The age of machine is approaching faster than ever before, and we don’t know how to feel about it.
This past week, Ford claimed it will be mass producing self-driving cars by 2021. These cars will not be equipped with a gas pedal, a brake or a steering wheel, relying solely on computer navigation to get us to our destinations.
The benefits of this exciting innovation are clear: easier urban transportation, a lower risk of distracted driving and all around ease of use for the average consumer.
No more forcing ourselves to stay awake on cross-country road trips. Businesses could have far more advanced, precise and expedited shipping schedules.
Life could be blissfully easy.
This bold promise by a top automotive company does, however, raise several questions.
Firstly, will the safe, reliable technology requisite for a mass-produced, self-driving car be available by Ford’s deceptively-close 2021 target?
In June, a Tesla Model S, in self-driving mode, failed to apply its breaks when a car took a left turn in front of it. The resulting crash killed the Tesla’s passenger.
Even today, the apparent industry leader in self-driving technology has not been able to develop its technology to be completely safe for widespread use.
Additionally, the federal government’s current regulations on these cutting edge vehicles is nowhere near comprehensive. If Ford completely removes the ability for the driver to take control, as is planned, the computer software will have to be able to make split-second decisions that could be the difference between life and death. The government will have to closely regulate that decision-making capability.
The second question we should ask ourselves is whether or not we want to lose the driving experience.
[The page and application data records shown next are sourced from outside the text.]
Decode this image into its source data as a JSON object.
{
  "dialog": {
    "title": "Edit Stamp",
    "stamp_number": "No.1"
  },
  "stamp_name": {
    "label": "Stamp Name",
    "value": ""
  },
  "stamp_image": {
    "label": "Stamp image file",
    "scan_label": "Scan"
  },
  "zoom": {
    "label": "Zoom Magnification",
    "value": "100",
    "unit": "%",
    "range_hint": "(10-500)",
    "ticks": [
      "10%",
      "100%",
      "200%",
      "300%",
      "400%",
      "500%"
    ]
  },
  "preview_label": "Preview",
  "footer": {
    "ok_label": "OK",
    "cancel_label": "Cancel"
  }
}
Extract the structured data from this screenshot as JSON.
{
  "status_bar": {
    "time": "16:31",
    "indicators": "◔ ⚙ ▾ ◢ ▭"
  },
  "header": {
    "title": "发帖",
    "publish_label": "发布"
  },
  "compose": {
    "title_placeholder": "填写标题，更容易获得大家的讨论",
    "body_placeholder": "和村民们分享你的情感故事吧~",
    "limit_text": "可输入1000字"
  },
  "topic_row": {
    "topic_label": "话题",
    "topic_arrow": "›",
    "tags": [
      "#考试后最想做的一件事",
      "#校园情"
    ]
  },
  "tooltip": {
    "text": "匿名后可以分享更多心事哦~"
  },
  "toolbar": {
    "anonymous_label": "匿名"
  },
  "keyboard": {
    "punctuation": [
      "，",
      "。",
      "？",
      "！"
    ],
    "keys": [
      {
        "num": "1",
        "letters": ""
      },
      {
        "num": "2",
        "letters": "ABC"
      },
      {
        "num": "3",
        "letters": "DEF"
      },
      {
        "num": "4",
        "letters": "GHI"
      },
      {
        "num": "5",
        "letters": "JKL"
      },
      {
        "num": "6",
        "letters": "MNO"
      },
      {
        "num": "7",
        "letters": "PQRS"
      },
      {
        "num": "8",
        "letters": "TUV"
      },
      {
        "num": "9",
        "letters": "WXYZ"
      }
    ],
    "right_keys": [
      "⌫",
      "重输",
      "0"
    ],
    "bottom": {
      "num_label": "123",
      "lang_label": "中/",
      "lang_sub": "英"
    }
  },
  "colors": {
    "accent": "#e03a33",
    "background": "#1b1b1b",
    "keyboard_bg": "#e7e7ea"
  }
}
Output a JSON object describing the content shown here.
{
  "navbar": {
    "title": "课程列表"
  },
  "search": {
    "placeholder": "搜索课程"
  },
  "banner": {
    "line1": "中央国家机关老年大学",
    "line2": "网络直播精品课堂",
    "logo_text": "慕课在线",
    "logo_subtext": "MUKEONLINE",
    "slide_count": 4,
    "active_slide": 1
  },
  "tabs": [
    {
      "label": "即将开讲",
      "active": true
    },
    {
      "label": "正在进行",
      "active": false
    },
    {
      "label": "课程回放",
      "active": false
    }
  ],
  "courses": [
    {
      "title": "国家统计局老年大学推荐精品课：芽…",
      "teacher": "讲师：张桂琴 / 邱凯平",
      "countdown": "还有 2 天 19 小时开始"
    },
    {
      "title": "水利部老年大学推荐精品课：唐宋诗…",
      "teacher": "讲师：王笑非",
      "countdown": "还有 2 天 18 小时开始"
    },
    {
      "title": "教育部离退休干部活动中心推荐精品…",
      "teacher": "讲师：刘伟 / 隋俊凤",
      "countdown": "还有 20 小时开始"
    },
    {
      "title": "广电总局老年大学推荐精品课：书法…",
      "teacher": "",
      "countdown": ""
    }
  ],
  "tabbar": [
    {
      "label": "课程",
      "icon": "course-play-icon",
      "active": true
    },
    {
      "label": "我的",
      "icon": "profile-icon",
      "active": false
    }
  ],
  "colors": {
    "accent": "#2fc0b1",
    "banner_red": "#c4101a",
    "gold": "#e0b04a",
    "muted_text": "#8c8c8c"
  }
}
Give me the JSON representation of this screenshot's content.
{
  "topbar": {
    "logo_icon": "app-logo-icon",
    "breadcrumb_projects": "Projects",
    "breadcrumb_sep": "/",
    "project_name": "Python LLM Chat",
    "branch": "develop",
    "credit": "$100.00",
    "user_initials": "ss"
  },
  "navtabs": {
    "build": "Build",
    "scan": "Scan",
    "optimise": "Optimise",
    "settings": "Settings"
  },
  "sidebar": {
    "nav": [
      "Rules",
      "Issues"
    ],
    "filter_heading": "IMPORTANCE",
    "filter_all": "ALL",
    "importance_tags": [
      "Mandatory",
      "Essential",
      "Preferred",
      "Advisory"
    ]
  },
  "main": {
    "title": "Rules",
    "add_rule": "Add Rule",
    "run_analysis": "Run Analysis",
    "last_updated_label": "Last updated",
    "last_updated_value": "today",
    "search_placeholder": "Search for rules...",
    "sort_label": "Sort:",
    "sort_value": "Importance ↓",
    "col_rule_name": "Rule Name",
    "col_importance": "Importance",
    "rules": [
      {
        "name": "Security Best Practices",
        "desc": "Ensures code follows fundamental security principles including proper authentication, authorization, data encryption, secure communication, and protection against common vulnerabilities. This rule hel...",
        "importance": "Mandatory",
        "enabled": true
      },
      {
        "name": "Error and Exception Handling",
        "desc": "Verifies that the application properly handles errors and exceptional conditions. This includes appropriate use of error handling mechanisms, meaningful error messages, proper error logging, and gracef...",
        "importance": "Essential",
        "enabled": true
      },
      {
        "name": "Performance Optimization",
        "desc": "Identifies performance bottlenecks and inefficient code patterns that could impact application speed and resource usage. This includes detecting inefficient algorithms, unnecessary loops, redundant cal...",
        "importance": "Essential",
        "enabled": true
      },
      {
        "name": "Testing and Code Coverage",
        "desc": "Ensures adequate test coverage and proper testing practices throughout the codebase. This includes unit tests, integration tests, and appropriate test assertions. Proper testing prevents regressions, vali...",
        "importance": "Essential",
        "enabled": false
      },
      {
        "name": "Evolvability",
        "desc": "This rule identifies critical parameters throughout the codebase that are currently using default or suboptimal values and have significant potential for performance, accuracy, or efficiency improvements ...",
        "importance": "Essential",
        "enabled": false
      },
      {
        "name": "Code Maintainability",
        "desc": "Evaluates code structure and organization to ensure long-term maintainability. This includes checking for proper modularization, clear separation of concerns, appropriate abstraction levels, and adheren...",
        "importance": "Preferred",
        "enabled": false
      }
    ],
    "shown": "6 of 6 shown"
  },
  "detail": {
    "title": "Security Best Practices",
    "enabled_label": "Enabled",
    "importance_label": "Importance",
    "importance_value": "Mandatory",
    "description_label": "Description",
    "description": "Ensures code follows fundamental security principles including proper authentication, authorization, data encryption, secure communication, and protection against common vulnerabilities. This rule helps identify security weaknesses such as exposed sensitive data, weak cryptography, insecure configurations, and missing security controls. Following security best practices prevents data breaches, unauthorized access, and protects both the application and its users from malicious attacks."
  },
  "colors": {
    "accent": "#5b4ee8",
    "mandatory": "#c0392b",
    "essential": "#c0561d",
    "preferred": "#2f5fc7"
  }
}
For many, driving is therapeutic, a way to rid the mind of the complications of daily life.
If this technology becomes so sophisticated to the point that a computer can drive better than we can, we may eventually be completely deprived of an experience many of us treasure but take for granted.
In addition to taking an enjoyable experience away from individuals, self-driving cars could leave a staggering number of Americans without a job. Between Uber, taxi cabs, public transportation and delivery services, over 3.4 million people find themselves at work behind the wheel. If we eventually phase out human involvement in driving, we will be removing millions of dollars of salaries.
While innovation should not be stifled simply for job security or leisure, we shouldn’t allow questionable technology to replace so many workers before we can ensure consumers’ safety is not at risk.
At the end of the day, we feel that self-driving cars are currently a mixed bag. The technology is promising, but Ford’s claim to offer a completely automated driving experience by 2021 seems rushed.
Phasing out the human element of driving is most likely inevitable, if far down the road (no pun intended). Computers will eventually be able to operate vehicles much better than any fallible human being. The day will probably come when human operation of a vehicle is outlawed for these very safety concerns.
But companies like Ford and Tesla need to understand that we aren’t there quite yet.